General US History
--Bruce E. Larson
Students have to think on two levels: they must deliberate about a current issue (Native rights to small-scale whaling) and develop reasons to defend their thinking; and they must reflect on the discussion process itself.
--Audrey C. Rule and Cynthia Szymanski Sunal
How can you tell that something is old? A historical collection of everyday items (buttons, carpenter nails, magazines, fabric, food containers, etc.) "can provide concrete examples to help students construct a concept of change."
--Kelly Schrum and Lynne Schrum
The Internet "is a tool for helping students engage with history and bring their understanding of the past to the present in new, exciting ways.
--Mary E. Haas, Barbara Hatcher, and Cynthia Szymanski Sunal
Introducing young students to some of the main facets of a national election (past and present): What is an opinion survey?
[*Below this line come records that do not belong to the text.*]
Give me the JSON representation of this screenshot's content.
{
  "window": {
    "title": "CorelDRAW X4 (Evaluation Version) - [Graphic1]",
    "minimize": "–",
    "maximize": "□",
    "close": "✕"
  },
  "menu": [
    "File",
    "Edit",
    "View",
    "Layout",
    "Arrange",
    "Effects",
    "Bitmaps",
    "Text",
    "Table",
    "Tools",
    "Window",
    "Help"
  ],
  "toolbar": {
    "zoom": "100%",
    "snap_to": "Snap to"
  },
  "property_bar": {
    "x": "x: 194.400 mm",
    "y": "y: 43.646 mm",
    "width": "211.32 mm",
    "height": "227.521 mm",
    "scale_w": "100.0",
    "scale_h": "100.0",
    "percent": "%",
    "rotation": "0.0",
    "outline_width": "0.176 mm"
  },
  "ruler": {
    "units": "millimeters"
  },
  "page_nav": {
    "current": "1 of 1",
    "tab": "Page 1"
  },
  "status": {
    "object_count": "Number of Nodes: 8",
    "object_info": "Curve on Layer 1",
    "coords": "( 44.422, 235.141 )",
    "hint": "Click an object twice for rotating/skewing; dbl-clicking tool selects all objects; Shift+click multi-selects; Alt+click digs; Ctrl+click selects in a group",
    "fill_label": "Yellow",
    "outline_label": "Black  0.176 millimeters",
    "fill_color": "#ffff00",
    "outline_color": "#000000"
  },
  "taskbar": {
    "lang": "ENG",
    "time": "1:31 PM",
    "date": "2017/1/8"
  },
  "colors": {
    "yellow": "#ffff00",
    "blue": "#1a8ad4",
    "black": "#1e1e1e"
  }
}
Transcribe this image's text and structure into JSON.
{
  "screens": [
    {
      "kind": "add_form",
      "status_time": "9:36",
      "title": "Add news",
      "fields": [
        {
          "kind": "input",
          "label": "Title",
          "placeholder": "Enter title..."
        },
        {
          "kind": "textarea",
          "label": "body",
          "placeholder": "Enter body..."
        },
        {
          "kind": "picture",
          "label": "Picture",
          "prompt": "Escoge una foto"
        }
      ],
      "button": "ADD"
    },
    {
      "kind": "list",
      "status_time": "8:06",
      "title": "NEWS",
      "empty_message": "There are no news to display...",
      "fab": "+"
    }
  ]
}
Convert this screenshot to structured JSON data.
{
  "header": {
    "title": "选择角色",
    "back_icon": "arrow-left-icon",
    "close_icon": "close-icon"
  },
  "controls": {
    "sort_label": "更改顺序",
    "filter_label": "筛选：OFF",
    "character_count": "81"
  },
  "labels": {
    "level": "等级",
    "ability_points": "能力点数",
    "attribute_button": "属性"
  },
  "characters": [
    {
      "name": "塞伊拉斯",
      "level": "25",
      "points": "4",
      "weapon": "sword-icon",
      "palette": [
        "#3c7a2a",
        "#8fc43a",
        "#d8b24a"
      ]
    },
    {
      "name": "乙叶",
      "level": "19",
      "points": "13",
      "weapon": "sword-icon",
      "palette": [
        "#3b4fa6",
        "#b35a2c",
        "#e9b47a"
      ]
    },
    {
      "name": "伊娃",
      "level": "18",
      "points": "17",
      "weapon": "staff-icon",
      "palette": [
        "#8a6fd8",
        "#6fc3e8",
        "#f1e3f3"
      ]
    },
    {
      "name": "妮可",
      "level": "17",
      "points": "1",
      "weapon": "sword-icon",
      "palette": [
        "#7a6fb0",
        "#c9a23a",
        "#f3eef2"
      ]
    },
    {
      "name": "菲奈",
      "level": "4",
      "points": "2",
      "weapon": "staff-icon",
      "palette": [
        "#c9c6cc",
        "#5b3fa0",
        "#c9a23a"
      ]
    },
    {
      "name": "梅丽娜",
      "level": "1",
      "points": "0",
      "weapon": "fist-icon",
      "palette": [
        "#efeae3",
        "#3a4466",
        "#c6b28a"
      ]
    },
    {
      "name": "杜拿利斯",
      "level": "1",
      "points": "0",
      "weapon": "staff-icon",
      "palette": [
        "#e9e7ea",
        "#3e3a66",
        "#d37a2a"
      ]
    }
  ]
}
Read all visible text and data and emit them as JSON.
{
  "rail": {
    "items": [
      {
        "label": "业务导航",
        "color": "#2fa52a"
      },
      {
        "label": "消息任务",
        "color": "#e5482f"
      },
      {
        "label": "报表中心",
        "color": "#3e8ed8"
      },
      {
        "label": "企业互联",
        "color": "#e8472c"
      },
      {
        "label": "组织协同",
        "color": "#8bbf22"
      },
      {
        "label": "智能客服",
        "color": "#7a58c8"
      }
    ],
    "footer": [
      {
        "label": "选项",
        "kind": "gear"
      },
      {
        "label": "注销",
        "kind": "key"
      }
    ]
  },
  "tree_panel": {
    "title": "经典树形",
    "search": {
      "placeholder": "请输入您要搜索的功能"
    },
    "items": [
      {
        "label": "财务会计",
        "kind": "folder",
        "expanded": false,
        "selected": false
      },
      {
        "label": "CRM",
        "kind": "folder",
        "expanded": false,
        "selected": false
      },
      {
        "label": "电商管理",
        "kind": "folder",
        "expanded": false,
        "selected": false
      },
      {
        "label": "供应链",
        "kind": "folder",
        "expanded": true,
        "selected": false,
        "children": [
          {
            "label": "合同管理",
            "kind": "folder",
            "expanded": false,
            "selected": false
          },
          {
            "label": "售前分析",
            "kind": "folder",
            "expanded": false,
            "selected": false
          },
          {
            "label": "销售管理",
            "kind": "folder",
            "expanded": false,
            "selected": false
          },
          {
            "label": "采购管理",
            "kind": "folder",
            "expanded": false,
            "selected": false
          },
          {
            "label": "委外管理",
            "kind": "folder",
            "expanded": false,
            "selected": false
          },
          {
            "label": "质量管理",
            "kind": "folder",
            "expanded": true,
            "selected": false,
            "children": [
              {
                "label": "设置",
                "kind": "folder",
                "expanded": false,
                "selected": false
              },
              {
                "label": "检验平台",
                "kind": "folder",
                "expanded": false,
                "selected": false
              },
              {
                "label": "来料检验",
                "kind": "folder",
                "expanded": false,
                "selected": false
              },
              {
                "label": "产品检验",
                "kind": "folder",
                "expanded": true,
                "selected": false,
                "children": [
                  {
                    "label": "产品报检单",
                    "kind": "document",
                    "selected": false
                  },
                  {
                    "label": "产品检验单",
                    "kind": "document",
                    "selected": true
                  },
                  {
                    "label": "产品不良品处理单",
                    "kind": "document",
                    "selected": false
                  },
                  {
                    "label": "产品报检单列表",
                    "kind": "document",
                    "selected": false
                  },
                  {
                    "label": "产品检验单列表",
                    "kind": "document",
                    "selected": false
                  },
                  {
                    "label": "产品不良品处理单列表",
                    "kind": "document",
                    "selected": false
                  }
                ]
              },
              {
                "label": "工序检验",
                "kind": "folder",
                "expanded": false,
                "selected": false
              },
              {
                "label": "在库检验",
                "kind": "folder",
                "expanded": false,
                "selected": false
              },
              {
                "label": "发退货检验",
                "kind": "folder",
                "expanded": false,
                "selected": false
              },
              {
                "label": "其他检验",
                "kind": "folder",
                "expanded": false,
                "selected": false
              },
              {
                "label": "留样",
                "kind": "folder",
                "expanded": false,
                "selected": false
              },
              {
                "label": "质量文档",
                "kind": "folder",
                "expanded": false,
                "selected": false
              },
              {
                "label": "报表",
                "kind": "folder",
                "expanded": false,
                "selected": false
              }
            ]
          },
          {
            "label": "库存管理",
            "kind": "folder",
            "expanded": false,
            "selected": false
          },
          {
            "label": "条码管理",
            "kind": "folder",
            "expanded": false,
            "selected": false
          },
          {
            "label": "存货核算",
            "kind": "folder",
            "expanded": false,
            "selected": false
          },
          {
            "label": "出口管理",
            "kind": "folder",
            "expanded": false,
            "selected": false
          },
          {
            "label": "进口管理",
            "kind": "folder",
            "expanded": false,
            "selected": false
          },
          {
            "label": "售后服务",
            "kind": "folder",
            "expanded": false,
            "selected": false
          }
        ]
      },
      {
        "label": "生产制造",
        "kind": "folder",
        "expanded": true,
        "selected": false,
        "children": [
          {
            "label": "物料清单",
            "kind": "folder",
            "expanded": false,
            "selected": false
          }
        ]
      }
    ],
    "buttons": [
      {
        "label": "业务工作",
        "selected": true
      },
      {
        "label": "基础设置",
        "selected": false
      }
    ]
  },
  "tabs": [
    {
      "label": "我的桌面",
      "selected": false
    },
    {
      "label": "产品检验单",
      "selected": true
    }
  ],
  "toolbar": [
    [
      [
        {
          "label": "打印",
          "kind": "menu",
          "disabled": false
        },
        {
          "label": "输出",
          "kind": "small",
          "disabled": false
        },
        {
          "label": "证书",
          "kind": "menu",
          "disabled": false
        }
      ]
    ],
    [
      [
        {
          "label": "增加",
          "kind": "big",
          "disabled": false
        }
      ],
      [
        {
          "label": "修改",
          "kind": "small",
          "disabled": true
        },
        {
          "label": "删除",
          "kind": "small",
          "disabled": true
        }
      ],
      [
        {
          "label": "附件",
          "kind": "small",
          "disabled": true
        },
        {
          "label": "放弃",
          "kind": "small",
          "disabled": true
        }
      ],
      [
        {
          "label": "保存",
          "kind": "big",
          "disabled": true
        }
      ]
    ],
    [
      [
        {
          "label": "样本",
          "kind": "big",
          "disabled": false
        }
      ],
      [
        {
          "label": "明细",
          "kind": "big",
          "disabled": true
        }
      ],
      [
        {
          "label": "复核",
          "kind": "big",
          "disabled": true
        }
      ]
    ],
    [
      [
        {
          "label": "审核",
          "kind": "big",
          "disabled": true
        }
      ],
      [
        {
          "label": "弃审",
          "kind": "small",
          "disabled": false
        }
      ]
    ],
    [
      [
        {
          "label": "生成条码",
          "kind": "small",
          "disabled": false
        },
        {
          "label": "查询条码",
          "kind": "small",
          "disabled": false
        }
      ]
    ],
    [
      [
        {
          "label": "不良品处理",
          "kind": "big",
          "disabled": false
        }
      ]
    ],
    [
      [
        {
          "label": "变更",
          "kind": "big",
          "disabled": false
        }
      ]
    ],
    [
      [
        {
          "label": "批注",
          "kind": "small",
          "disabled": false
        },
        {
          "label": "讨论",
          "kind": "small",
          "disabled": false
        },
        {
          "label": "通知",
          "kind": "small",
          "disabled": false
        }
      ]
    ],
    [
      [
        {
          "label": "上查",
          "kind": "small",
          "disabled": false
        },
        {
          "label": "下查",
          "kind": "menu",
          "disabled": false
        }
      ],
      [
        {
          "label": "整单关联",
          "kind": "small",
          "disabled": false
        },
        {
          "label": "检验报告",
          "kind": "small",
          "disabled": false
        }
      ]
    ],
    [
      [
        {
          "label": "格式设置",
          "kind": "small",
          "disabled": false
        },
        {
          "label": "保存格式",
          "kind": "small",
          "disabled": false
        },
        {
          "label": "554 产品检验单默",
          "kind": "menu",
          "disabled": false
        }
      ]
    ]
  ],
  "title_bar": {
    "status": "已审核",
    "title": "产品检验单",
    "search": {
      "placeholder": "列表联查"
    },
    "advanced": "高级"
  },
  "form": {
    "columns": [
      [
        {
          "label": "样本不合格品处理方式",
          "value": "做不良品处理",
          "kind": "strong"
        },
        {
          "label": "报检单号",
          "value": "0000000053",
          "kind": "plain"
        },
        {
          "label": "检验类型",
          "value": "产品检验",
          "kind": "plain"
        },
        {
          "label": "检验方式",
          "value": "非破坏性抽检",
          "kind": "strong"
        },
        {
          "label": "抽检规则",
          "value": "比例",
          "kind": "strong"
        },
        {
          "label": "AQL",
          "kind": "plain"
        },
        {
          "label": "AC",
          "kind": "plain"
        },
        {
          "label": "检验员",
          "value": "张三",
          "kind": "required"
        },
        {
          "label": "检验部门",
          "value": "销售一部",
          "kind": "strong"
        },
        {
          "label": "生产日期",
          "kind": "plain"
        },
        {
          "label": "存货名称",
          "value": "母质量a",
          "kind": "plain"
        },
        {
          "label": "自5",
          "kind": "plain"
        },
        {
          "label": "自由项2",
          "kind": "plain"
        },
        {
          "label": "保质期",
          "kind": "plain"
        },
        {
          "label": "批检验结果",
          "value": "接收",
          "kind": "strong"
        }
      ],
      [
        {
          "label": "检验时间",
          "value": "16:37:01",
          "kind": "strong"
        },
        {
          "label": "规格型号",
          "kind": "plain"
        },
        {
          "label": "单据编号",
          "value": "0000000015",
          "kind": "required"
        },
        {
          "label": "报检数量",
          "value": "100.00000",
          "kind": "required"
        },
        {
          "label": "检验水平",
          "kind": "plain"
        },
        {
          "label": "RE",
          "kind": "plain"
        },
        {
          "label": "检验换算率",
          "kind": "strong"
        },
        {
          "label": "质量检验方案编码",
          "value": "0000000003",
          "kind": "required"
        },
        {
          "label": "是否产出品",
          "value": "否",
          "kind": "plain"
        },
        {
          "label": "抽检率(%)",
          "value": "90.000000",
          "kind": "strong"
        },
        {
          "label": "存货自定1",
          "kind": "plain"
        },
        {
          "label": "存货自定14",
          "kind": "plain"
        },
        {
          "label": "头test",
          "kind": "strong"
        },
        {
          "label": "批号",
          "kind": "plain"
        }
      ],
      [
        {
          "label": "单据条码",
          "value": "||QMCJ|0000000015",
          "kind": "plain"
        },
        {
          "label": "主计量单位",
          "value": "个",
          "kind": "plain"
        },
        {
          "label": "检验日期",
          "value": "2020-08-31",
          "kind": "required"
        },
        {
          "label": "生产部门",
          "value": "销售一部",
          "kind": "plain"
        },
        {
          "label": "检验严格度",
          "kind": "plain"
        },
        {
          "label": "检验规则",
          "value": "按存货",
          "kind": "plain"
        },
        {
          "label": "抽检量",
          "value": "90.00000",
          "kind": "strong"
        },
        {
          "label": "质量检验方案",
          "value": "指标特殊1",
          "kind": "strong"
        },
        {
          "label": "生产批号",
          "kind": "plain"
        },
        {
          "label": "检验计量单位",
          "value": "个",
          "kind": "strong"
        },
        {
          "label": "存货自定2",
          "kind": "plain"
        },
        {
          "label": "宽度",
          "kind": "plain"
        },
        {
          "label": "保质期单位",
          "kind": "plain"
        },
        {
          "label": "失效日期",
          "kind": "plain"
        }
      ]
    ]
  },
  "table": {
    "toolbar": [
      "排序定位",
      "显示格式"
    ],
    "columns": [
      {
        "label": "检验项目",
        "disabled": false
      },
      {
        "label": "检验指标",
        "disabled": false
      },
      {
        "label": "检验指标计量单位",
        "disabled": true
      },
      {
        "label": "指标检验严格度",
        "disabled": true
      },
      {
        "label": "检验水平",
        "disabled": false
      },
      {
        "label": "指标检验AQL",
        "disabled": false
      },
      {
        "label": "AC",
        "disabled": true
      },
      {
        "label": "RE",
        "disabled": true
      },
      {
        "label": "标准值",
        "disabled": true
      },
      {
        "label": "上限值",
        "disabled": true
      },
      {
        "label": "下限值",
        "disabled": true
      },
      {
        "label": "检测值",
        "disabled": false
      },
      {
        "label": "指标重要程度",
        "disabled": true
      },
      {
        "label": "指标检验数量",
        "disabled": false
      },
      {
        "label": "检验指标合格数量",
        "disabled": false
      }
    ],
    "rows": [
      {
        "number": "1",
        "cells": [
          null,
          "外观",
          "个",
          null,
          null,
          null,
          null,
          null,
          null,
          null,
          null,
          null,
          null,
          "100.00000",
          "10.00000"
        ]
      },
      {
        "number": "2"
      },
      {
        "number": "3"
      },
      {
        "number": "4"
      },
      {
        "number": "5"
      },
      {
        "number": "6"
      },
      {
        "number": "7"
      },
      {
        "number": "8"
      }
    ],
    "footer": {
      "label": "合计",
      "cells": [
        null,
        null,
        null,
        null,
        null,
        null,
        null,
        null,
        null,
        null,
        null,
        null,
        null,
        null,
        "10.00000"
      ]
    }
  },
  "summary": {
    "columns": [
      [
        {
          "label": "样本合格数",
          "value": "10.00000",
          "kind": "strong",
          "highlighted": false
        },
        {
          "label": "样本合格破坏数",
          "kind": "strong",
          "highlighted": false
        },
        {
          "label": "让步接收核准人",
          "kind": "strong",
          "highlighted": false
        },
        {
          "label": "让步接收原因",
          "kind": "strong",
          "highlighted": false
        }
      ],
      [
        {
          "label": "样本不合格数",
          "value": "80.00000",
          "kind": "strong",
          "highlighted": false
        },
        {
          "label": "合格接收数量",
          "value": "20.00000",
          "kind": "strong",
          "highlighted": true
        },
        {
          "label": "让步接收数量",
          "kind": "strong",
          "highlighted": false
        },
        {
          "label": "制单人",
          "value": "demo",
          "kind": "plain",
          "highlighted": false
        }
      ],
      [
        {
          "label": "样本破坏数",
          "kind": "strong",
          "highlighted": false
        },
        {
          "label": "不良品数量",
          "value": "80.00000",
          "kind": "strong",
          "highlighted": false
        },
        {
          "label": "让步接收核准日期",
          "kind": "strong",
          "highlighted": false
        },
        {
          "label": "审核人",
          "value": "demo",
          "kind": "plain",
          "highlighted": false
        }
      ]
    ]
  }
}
What is democracy? How do we learn about the candidates? Is the election fair? How are Votes cast and counted? What happens at a national debate? etc.
This article focuses on teachers or students "creating their own lyrics" as a method of teaching about history--or any social studies topic.
--Elizabeth Egan Henry
A thematic approach to the topic of immigration challenges fourth grade students to develop their skills as historians.
--Danielle Bell and Mary Beth Henning
Second grade students use primary and secondary sources to learn about local history. Students "grapple with" tough-to-read historical texts and open questions, and then prepare a presentation on what they've learned.
--Jackie Kofsky and Barb Morris
Lessons introduce K-3 students to key symbols of our country. (And see following Pullout.)
A brief, illustrated introduction to the exhibits and website of this great, national collection and learning center.
Fourth grade students critically compare the fictionalized account with various historical sources. In the 1615 English engraving, that Elizabethan collar on Pocahontas "probably hid tattooing."